In my opinion, the best of the knockout cookery series is ‘MasterChef’, which I have watched since Loyd Grossman’s day, back in the 1990s.
The dog collar is fascinating to people, when it doesn’t repel. I’ve got used to being shouted at in the street.
The thing I worry about with religion isn’t to do much with forgetting Christmas. It’s to do with religion being angry and violent.
There’s more of me on Twitter than there is in real life.
I started playing the piano aged four in an effort to copy Grandpa, who was constantly showing off and entertaining us all, singing comic songs on his baby grand.
I am not in favour of hierarchies that grant privileges to members who fail to uphold those values – there are plenty of those – but the monarchy is really the Queen, who is of unimpeachable integrity and the longest serving head of state in the world, and who never puts a foot wrong.
I don’t think you need to justify faith, faith is its own justification.
I spend much of my time in a broadly liberal secular world but I don’t belong to it, I belong somewhere else.
I was the middle child of three boys and grew up in the village of Barton Seagrave near Kettering, Northamptonshire.
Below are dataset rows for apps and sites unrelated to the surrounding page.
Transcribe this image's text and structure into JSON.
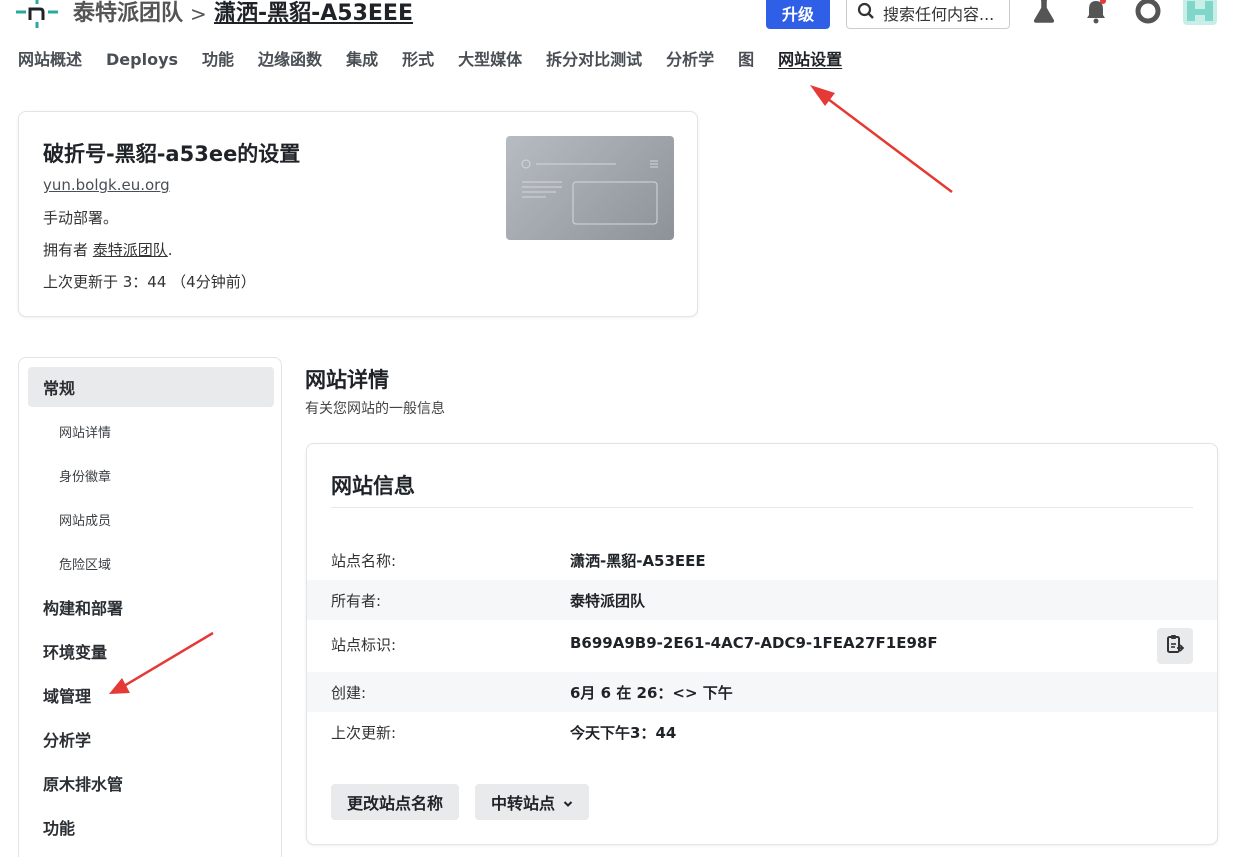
{
  "header": {
    "team_name": "泰特派团队",
    "breadcrumb_separator": ">",
    "site_name": "潇洒-黑貂-A53EEE",
    "upgrade_label": "升级",
    "search_placeholder": "搜索任何内容...",
    "icons": [
      "lab-flask-icon",
      "notification-bell-icon",
      "help-lifebuoy-icon",
      "user-avatar"
    ]
  },
  "nav": {
    "items": [
      "网站概述",
      "Deploys",
      "功能",
      "边缘函数",
      "集成",
      "形式",
      "大型媒体",
      "拆分对比测试",
      "分析学",
      "图",
      "网站设置"
    ],
    "active_index": 10
  },
  "settings_card": {
    "title": "破折号-黑貂-a53ee的设置",
    "url": "yun.bolgk.eu.org",
    "deploy_mode": "手动部署。",
    "owner_prefix": "拥有者 ",
    "owner_name": "泰特派团队",
    "owner_suffix": ".",
    "last_updated": "上次更新于 3：44 （4分钟前）"
  },
  "sidebar": {
    "items": [
      {
        "label": "常规",
        "active": true
      },
      {
        "label": "网站详情",
        "sub": true
      },
      {
        "label": "身份徽章",
        "sub": true
      },
      {
        "label": "网站成员",
        "sub": true
      },
      {
        "label": "危险区域",
        "sub": true
      },
      {
        "label": "构建和部署"
      },
      {
        "label": "环境变量"
      },
      {
        "label": "域管理"
      },
      {
        "label": "分析学"
      },
      {
        "label": "原木排水管"
      },
      {
        "label": "功能"
      }
    ]
  },
  "main": {
    "title": "网站详情",
    "subtitle": "有关您网站的一般信息",
    "info_card": {
      "title": "网站信息",
      "rows": [
        {
          "label": "站点名称:",
          "value": "潇洒-黑貂-A53EEE"
        },
        {
          "label": "所有者:",
          "value": "泰特派团队"
        },
        {
          "label": "站点标识:",
          "value": "B699A9B9-2E61-4AC7-ADC9-1FEA27F1E98F"
        },
        {
          "label": "创建:",
          "value": "6月 6 在 26：<> 下午"
        },
        {
          "label": "上次更新:",
          "value": "今天下午3：44"
        }
      ],
      "rename_button": "更改站点名称",
      "transfer_button": "中转站点"
    }
  },
  "colors": {
    "accent": "#2f5fe6",
    "logo": "#2aa8a0",
    "annotation_arrow": "#e53935",
    "notification_dot": "#e53935"
  }
}
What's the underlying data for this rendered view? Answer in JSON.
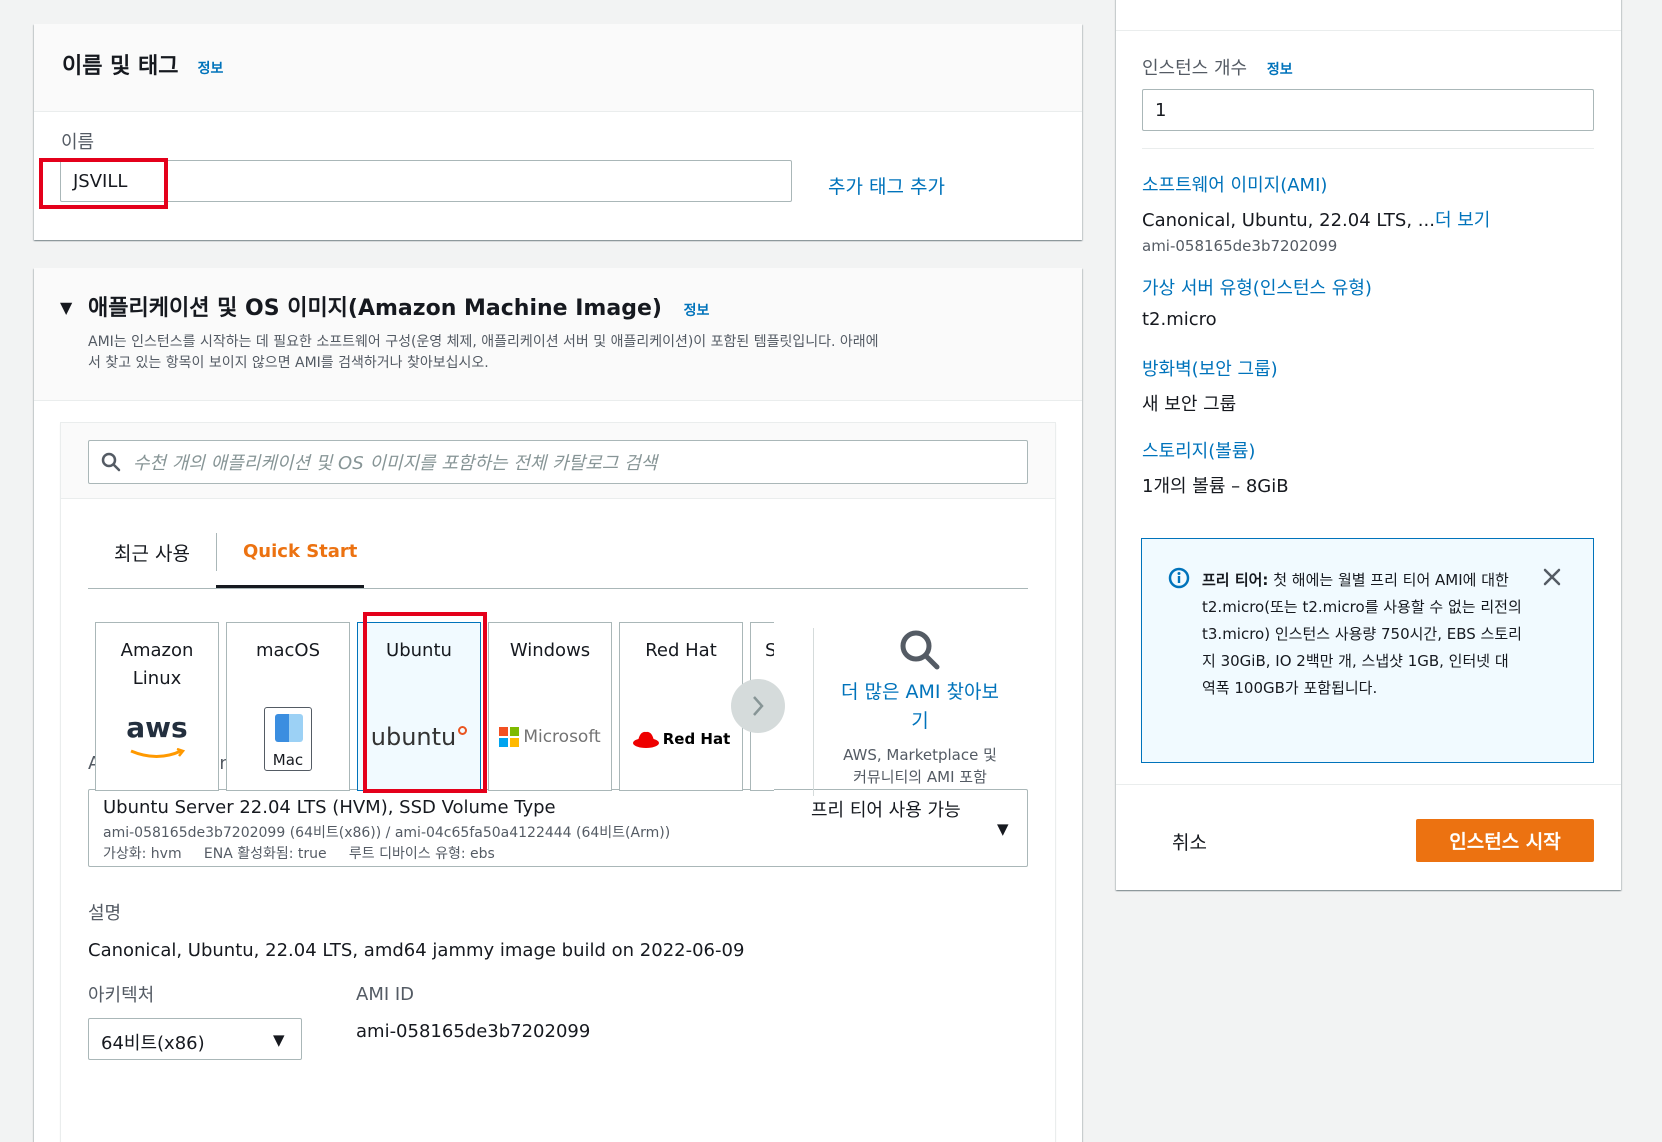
{
  "name_tags": {
    "title": "이름 및 태그",
    "info": "정보",
    "name_label": "이름",
    "name_value": "JSVILL",
    "add_tag_link": "추가 태그 추가"
  },
  "ami_section": {
    "title": "애플리케이션 및 OS 이미지(Amazon Machine Image)",
    "info": "정보",
    "description_line1": "AMI는 인스턴스를 시작하는 데 필요한 소프트웨어 구성(운영 체제, 애플리케이션 서버 및 애플리케이션)이 포함된 템플릿입니다. 아래에",
    "description_line2": "서 찾고 있는 항목이 보이지 않으면 AMI를 검색하거나 찾아보십시오.",
    "search_placeholder": "수천 개의 애플리케이션 및 OS 이미지를 포함하는 전체 카탈로그 검색",
    "tabs": [
      "최근 사용",
      "Quick Start"
    ],
    "tiles": [
      {
        "label_line1": "Amazon",
        "label_line2": "Linux",
        "logo": "aws"
      },
      {
        "label_line1": "macOS",
        "label_line2": "",
        "logo": "Mac"
      },
      {
        "label_line1": "Ubuntu",
        "label_line2": "",
        "logo": "ubuntu"
      },
      {
        "label_line1": "Windows",
        "label_line2": "",
        "logo": "Microsoft"
      },
      {
        "label_line1": "Red Hat",
        "label_line2": "",
        "logo": "Red Hat"
      },
      {
        "label_line1": "S",
        "label_line2": "",
        "logo": ""
      }
    ],
    "more_ami_line1": "더 많은 AMI 찾아보",
    "more_ami_line2": "기",
    "more_ami_sub_line1": "AWS, Marketplace 및",
    "more_ami_sub_line2": "커뮤니티의 AMI 포함",
    "ami_label": "Amazon Machine Image(AMI)",
    "ami_name": "Ubuntu Server 22.04 LTS (HVM), SSD Volume Type",
    "ami_free_tier": "프리 티어 사용 가능",
    "ami_ids": "ami-058165de3b7202099 (64비트(x86)) / ami-04c65fa50a4122444 (64비트(Arm))",
    "ami_virt": "가상화: hvm",
    "ami_ena": "ENA 활성화됨: true",
    "ami_root": "루트 디바이스 유형: ebs",
    "desc_label": "설명",
    "desc_value": "Canonical, Ubuntu, 22.04 LTS, amd64 jammy image build on 2022-06-09",
    "arch_label": "아키텍처",
    "arch_value": "64비트(x86)",
    "amiid_label": "AMI ID",
    "amiid_value": "ami-058165de3b7202099"
  },
  "summary": {
    "count_label": "인스턴스 개수",
    "info": "정보",
    "count_value": "1",
    "software_label": "소프트웨어 이미지(AMI)",
    "software_value": "Canonical, Ubuntu, 22.04 LTS, ...",
    "software_more": "더 보기",
    "software_id": "ami-058165de3b7202099",
    "type_label": "가상 서버 유형(인스턴스 유형)",
    "type_value": "t2.micro",
    "firewall_label": "방화벽(보안 그룹)",
    "firewall_value": "새 보안 그룹",
    "storage_label": "스토리지(볼륨)",
    "storage_value": "1개의 볼륨 – 8GiB",
    "alert_bold": "프리 티어:",
    "alert_text": "첫 해에는 월별 프리 티어 AMI에 대한 t2.micro(또는 t2.micro를 사용할 수 없는 리전의 t3.micro) 인스턴스 사용량 750시간, EBS 스토리지 30GiB, IO 2백만 개, 스냅샷 1GB, 인터넷 대역폭 100GB가 포함됩니다.",
    "cancel": "취소",
    "launch": "인스턴스 시작"
  },
  "colors": {
    "accent": "#ec7211",
    "link": "#0073bb",
    "highlight": "#e4001b"
  }
}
My father, Nigel, followed his father, Keith, into shoe manufacturing.
Generally on a Saturday I come home wreathed in media glamour having interviewed a former Krankie or someone, and suddenly I am back in the world of orange blossom and bells.
The thought of having sclerosis of the synapses is alarming. I wonder if in later life I will pay the price for having overstimulated my mental apparatus in my twenties.
My dachshunds are not substitutes for children. But the pattering of tiny feet around the place is a joy.
I will be doing a lot of human interest interviews. It involves empathising and listening. Which is a lot of what my day job is about. And, frankly, the priesthood isn’t without its element of showbusiness.
God chooses to arrive among the poor and the insignificant and the politically awkward, so what are we missing when we overlook them?
You find you have a lot of friends when you are rich and idle.
I love talking about myself.
I just looked preposterous. It would be ‘King Lear’ and I’d walk on with Cordelia’s dead body in my arms and the audience would hoot with laughter. The only time they didn’t laugh was when I was doing comedy.
What I wear identifies me as a priest. I don’t agree with all this trying to appear ‘normal’. If you want that to be normal, don’t take off your dog collar and then put it on again, because what you’re doing is playing along with the view that wearing one makes you odd.
I’m not the first Christian to have a fruity past. I hesitate to compare myself to St Augustine or St Paul, but there is a precedent for this sort of thing.